21 February 2012

Infants aged between 18 and 30 months can coordinate different sets of rules when learning different languages

A study on more than 100 children by NUS Assoc Prof Leher Singh found that infants aged between 18 and 30 months can coordinate different sets of rules when learning different languages. Conducted from March to December 2011, the study was the first of its kind in Singapore.

Explaining the rationale for the study, Assoc Prof Singh said that most previous research on early language development has been done with monolinguals. However, most of the world is multilingual.

"The small amount of research conducted on multilinguals suggests that pathways to language are different between monolingual and bilingual infants and toddlers. I was motivated to find out how language acquisition progresses in multilinguals and to what extent their trajectory compares with that of monolinguals," said Assoc Prof Singh who is from the Department of Psychology.

Examining the toddlers' eye movement patterns in a word learning task at the Infant Language Centre at NUS, the research team found that infants aged 18 months, who are monolingual English learners or English-Mandarin bilinguals, can differentiate words when they are different in vowels and tones in the language(s) that they are learning.

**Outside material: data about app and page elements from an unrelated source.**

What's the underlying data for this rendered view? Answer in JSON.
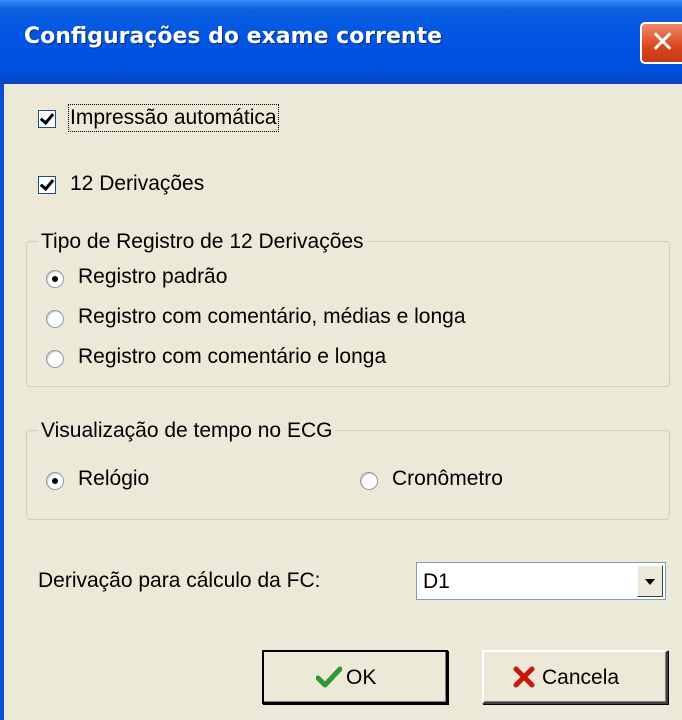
{
  "window": {
    "title": "Configurações do exame corrente",
    "close_glyph": "✕"
  },
  "options": {
    "auto_print": {
      "label": "Impressão automática",
      "checked": true
    },
    "twelve_leads": {
      "label": "12 Derivações",
      "checked": true
    }
  },
  "record_type_group": {
    "legend": "Tipo de Registro de 12 Derivações",
    "options": [
      {
        "label": "Registro padrão",
        "selected": true
      },
      {
        "label": "Registro com comentário, médias e longa",
        "selected": false
      },
      {
        "label": "Registro com comentário e longa",
        "selected": false
      }
    ]
  },
  "time_display_group": {
    "legend": "Visualização de tempo no ECG",
    "options": [
      {
        "label": "Relógio",
        "selected": true
      },
      {
        "label": "Cronômetro",
        "selected": false
      }
    ]
  },
  "hr_lead": {
    "label": "Derivação para cálculo da FC:",
    "value": "D1"
  },
  "buttons": {
    "ok_label": "OK",
    "cancel_label": "Cancela"
  },
  "colors": {
    "titlebar": "#0154E3",
    "window_bg": "#ECE9D8",
    "close_button": "#D8461E",
    "ok_icon": "#2E9A2E",
    "cancel_icon": "#C8170F"
  },
  "icons": {
    "ok": "check-icon",
    "cancel": "x-icon",
    "close": "close-icon",
    "dropdown": "chevron-down-icon"
  }
}
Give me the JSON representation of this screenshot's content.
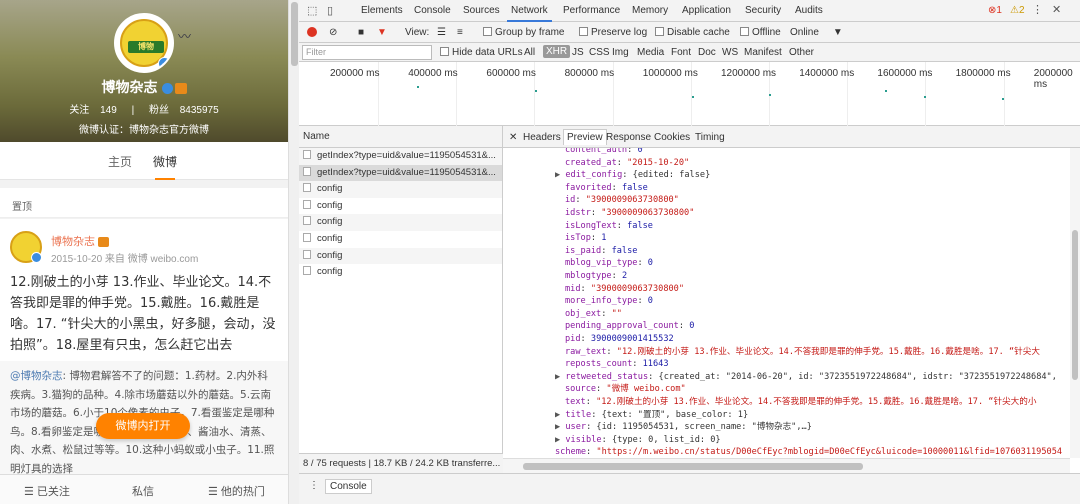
{
  "profile": {
    "avatar_text": "博物",
    "name": "博物杂志",
    "following_label": "关注",
    "following_count": "149",
    "followers_label": "粉丝",
    "followers_count": "8435975",
    "verification": "微博认证：博物杂志官方微博"
  },
  "tabs": {
    "home": "主页",
    "weibo": "微博"
  },
  "pinned_label": "置顶",
  "post": {
    "author": "博物杂志",
    "meta": "2015-10-20 来自 微博 weibo.com",
    "text": "12.刚破土的小芽 13.作业、毕业论文。14.不答我即是罪的伸手党。15.戴胜。16.戴胜是啥。17. “针尖大的小黑虫，好多腿，会动，没拍照”。18.屋里有只虫，怎么赶它出去",
    "repost_mention": "@博物杂志",
    "repost_text": ": 博物君解答不了的问题：1.药材。2.内外科疾病。3.猫狗的品种。4.除市场蘑菇以外的蘑菇。5.云南市场的蘑菇。6.小于10个像素的虫子。7.看蛋鉴定是哪种鸟。8.看卵鉴定是哪种虫咬的。9.干炸、酱油水、清蒸、肉、水煮、松鼠过等等。10.这种小蚂蚁或小虫子。11.照明灯具的选择"
  },
  "open_app_button": "微博内打开",
  "bottom_bar": {
    "follow": "已关注",
    "message": "私信",
    "hot": "他的热门"
  },
  "devtools": {
    "tabs": [
      "Elements",
      "Console",
      "Sources",
      "Network",
      "Performance",
      "Memory",
      "Application",
      "Security",
      "Audits"
    ],
    "active_tab": "Network",
    "error_count": "1",
    "warning_count": "2",
    "view_label": "View:",
    "group_by_frame": "Group by frame",
    "preserve_log": "Preserve log",
    "disable_cache": "Disable cache",
    "offline": "Offline",
    "throttle": "Online",
    "filter_placeholder": "Filter",
    "hide_data_urls": "Hide data URLs",
    "filter_types": [
      "All",
      "XHR",
      "JS",
      "CSS",
      "Img",
      "Media",
      "Font",
      "Doc",
      "WS",
      "Manifest",
      "Other"
    ],
    "timeline_ticks": [
      "200000 ms",
      "400000 ms",
      "600000 ms",
      "800000 ms",
      "1000000 ms",
      "1200000 ms",
      "1400000 ms",
      "1600000 ms",
      "1800000 ms",
      "2000000 ms"
    ],
    "name_header": "Name",
    "requests": [
      "getIndex?type=uid&value=1195054531&...",
      "getIndex?type=uid&value=1195054531&...",
      "config",
      "config",
      "config",
      "config",
      "config",
      "config"
    ],
    "status": "8 / 75 requests  |  18.7 KB / 24.2 KB transferre...",
    "preview_tabs": [
      "Headers",
      "Preview",
      "Response",
      "Cookies",
      "Timing"
    ],
    "console_tab": "Console",
    "preview_lines": [
      {
        "t": "kv",
        "k": "content_auth",
        "v": "0",
        "vt": "n"
      },
      {
        "t": "kv",
        "k": "created_at",
        "v": "\"2015-10-20\"",
        "vt": "s"
      },
      {
        "t": "obj",
        "k": "edit_config",
        "v": "{edited: false}"
      },
      {
        "t": "kv",
        "k": "favorited",
        "v": "false",
        "vt": "n"
      },
      {
        "t": "kv",
        "k": "id",
        "v": "\"3900009063730800\"",
        "vt": "s"
      },
      {
        "t": "kv",
        "k": "idstr",
        "v": "\"3900009063730800\"",
        "vt": "s"
      },
      {
        "t": "kv",
        "k": "isLongText",
        "v": "false",
        "vt": "n"
      },
      {
        "t": "kv",
        "k": "isTop",
        "v": "1",
        "vt": "n"
      },
      {
        "t": "kv",
        "k": "is_paid",
        "v": "false",
        "vt": "n"
      },
      {
        "t": "kv",
        "k": "mblog_vip_type",
        "v": "0",
        "vt": "n"
      },
      {
        "t": "kv",
        "k": "mblogtype",
        "v": "2",
        "vt": "n"
      },
      {
        "t": "kv",
        "k": "mid",
        "v": "\"3900009063730800\"",
        "vt": "s"
      },
      {
        "t": "kv",
        "k": "more_info_type",
        "v": "0",
        "vt": "n"
      },
      {
        "t": "kv",
        "k": "obj_ext",
        "v": "\"\"",
        "vt": "s"
      },
      {
        "t": "kv",
        "k": "pending_approval_count",
        "v": "0",
        "vt": "n"
      },
      {
        "t": "kv",
        "k": "pid",
        "v": "3900009001415532",
        "vt": "n"
      },
      {
        "t": "kv",
        "k": "raw_text",
        "v": "\"12.刚破土的小芽 13.作业、毕业论文。14.不答我即是罪的伸手党。15.戴胜。16.戴胜是啥。17. “针尖大",
        "vt": "s"
      },
      {
        "t": "kv",
        "k": "reposts_count",
        "v": "11643",
        "vt": "n"
      },
      {
        "t": "obj",
        "k": "retweeted_status",
        "v": "{created_at: \"2014-06-20\", id: \"3723551972248684\", idstr: \"3723551972248684\","
      },
      {
        "t": "kv",
        "k": "source",
        "v": "\"微博 weibo.com\"",
        "vt": "s"
      },
      {
        "t": "kv",
        "k": "text",
        "v": "\"12.刚破土的小芽 13.作业、毕业论文。14.不答我即是罪的伸手党。15.戴胜。16.戴胜是啥。17. “针尖大的小",
        "vt": "s"
      },
      {
        "t": "obj",
        "k": "title",
        "v": "{text: \"置顶\", base_color: 1}"
      },
      {
        "t": "obj",
        "k": "user",
        "v": "{id: 1195054531, screen_name: \"博物杂志\",…}"
      },
      {
        "t": "obj",
        "k": "visible",
        "v": "{type: 0, list_id: 0}"
      },
      {
        "t": "kv0",
        "k": "scheme",
        "v": "\"https://m.weibo.cn/status/D00eCfEyc?mblogid=D00eCfEyc&luicode=10000011&lfid=1076031195054",
        "vt": "s"
      }
    ]
  }
}
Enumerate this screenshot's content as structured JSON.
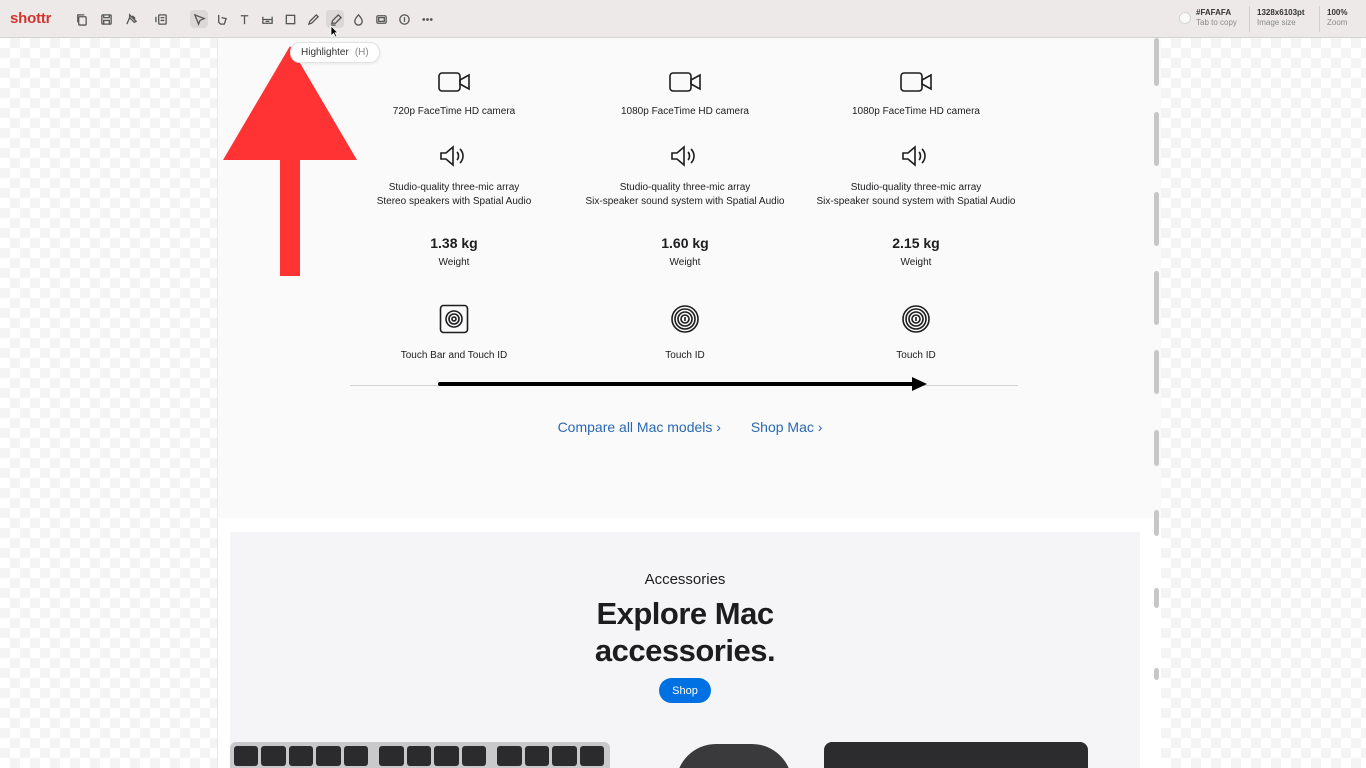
{
  "app": {
    "name": "shottr",
    "brand_color": "#d0362f"
  },
  "toolbar": {
    "tools": [
      {
        "name": "copy",
        "icon": "copy-icon"
      },
      {
        "name": "save",
        "icon": "save-icon"
      },
      {
        "name": "pin",
        "icon": "pin-icon"
      },
      {
        "name": "ocr",
        "icon": "text-recognize-icon"
      },
      {
        "name": "select",
        "icon": "arrow-select-icon"
      },
      {
        "name": "erase",
        "icon": "eraser-icon"
      },
      {
        "name": "text",
        "icon": "text-tool-icon"
      },
      {
        "name": "ruler",
        "icon": "ruler-icon"
      },
      {
        "name": "rectangle",
        "icon": "rectangle-icon"
      },
      {
        "name": "pencil",
        "icon": "pencil-icon"
      },
      {
        "name": "highlighter",
        "icon": "highlighter-icon"
      },
      {
        "name": "blur",
        "icon": "drop-icon"
      },
      {
        "name": "spotlight",
        "icon": "spotlight-icon"
      },
      {
        "name": "step",
        "icon": "step-counter-icon"
      },
      {
        "name": "more",
        "icon": "more-icon"
      }
    ],
    "color_value": "#FAFAFA",
    "color_hint": "Tab to copy",
    "image_size_value": "1328x6103pt",
    "image_size_label": "Image size",
    "zoom_value": "100%",
    "zoom_label": "Zoom"
  },
  "tooltip": {
    "label": "Highlighter",
    "shortcut": "(H)"
  },
  "compare": {
    "cameras": [
      "720p FaceTime HD camera",
      "1080p FaceTime HD camera",
      "1080p FaceTime HD camera"
    ],
    "audio": [
      {
        "line1": "Studio-quality three-mic array",
        "line2": "Stereo speakers with Spatial Audio"
      },
      {
        "line1": "Studio-quality three-mic array",
        "line2": "Six-speaker sound system with Spatial Audio"
      },
      {
        "line1": "Studio-quality three-mic array",
        "line2": "Six-speaker sound system with Spatial Audio"
      }
    ],
    "weights": [
      {
        "value": "1.38 kg",
        "label": "Weight"
      },
      {
        "value": "1.60 kg",
        "label": "Weight"
      },
      {
        "value": "2.15 kg",
        "label": "Weight"
      }
    ],
    "touch": [
      "Touch Bar and Touch ID",
      "Touch ID",
      "Touch ID"
    ]
  },
  "links": {
    "compare_all": "Compare all Mac models ›",
    "shop_mac": "Shop Mac ›",
    "link_color": "#2a68b3"
  },
  "accessories": {
    "eyebrow": "Accessories",
    "title_line1": "Explore Mac",
    "title_line2": "accessories.",
    "shop_button": "Shop",
    "button_color": "#0071e3"
  },
  "annotations": {
    "arrow_color": "#ff3333",
    "line_arrow_color": "#000000"
  }
}
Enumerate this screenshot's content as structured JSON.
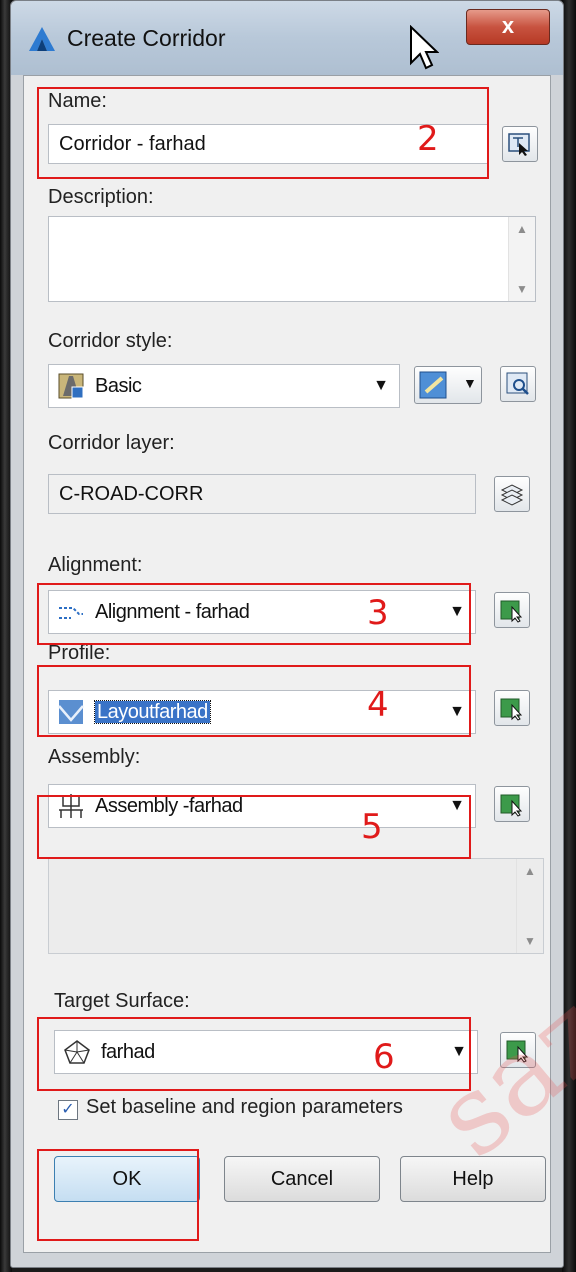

At the age of 24 months, English learners are able to identify that when the vowels change, the meaning of the words also change. In addition to vowel change, English-Mandarin learners also take note of tone changes to identify change in meanings in Mandarin words.

When the young respondents reach 30 months, it was found that they can translate between English and Mandarin within a very short time mostly from their dominant language to their non-dominant language.

The study also showed that for children aged between 18 and 24 months who learn more than two languages, their capacity for intellectual reasoning in a non-linguistic set of tasks is higher than that of the monolinguals and bilinguals.

On the research challenges, Assoc Prof Singh said: "Toddlers have a very short attention span and can be moody, distracted or tired. All these factors can obscure the impression we (researchers) form of their abilities. Tasks have to be short enough to maintain attention yet long enough to have repeated trials in case some trials were missed by the participant. Tasks also have to be entertaining so that toddlers' attention can be captured throughout the session."

Moving forward, the investigators will be studying cognitive abilities and are recruiting some 200 children aged two to four years, who are monolinguals, bilinguals and trilinguals. The team will also be comparing English-Mandarin learners on how sophisticated their knowledge of tone is. Furthermore, the NUS group will look into how connected vocabularies are within bilingual learners and what determines their ability to access their second language.